> **WHAT YOU NEED TO DO**:
Scan the entries below for the word "name". Copy each line that has it.

> **INPUT MATERIAL**:
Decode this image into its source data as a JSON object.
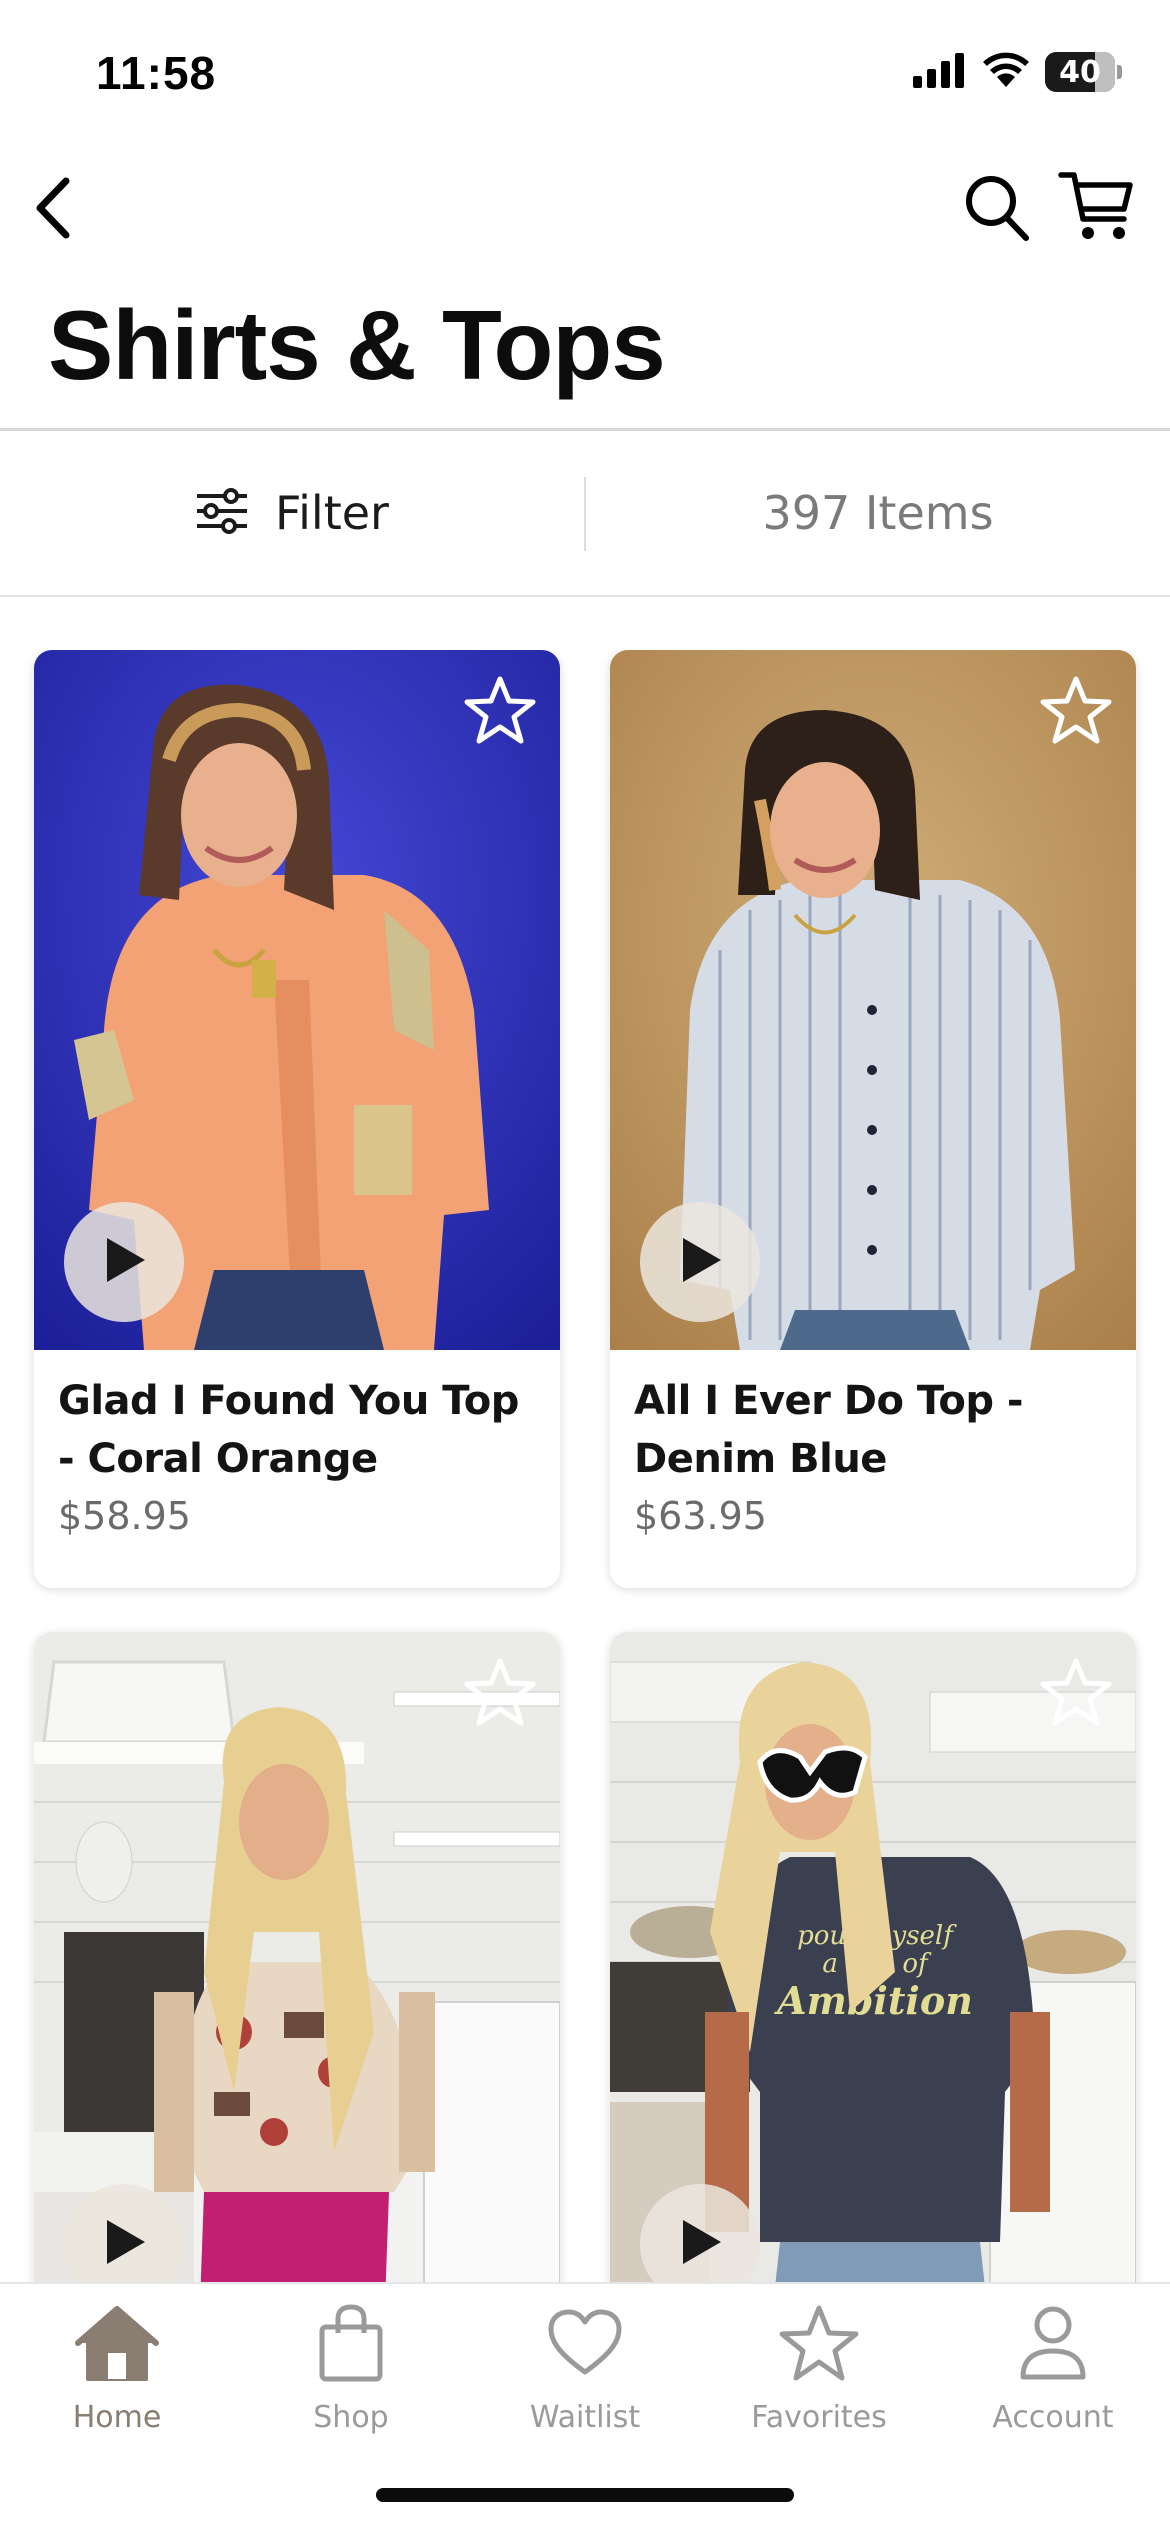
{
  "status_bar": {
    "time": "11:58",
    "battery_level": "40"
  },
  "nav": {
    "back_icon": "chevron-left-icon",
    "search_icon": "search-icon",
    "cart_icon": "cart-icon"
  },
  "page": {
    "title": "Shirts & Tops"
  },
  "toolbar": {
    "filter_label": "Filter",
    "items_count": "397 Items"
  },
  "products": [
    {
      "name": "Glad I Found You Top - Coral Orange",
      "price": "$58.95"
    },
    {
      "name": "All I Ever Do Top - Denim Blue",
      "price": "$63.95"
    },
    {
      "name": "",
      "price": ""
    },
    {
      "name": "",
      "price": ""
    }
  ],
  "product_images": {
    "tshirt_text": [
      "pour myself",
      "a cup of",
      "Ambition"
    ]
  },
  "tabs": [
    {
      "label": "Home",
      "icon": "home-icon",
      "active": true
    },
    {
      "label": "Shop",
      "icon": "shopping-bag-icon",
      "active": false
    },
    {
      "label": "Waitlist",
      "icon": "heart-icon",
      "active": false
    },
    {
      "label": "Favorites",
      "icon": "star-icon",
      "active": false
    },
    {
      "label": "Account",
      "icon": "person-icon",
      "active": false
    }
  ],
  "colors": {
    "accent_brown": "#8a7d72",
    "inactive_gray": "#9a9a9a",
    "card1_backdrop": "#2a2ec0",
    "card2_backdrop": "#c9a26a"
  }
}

> **ANSWER TO THIS TASK**:
      "name": "Glad I Found You Top - Coral Orange",
      "name": "All I Ever Do Top - Denim Blue",
      "name": "",
      "name": "",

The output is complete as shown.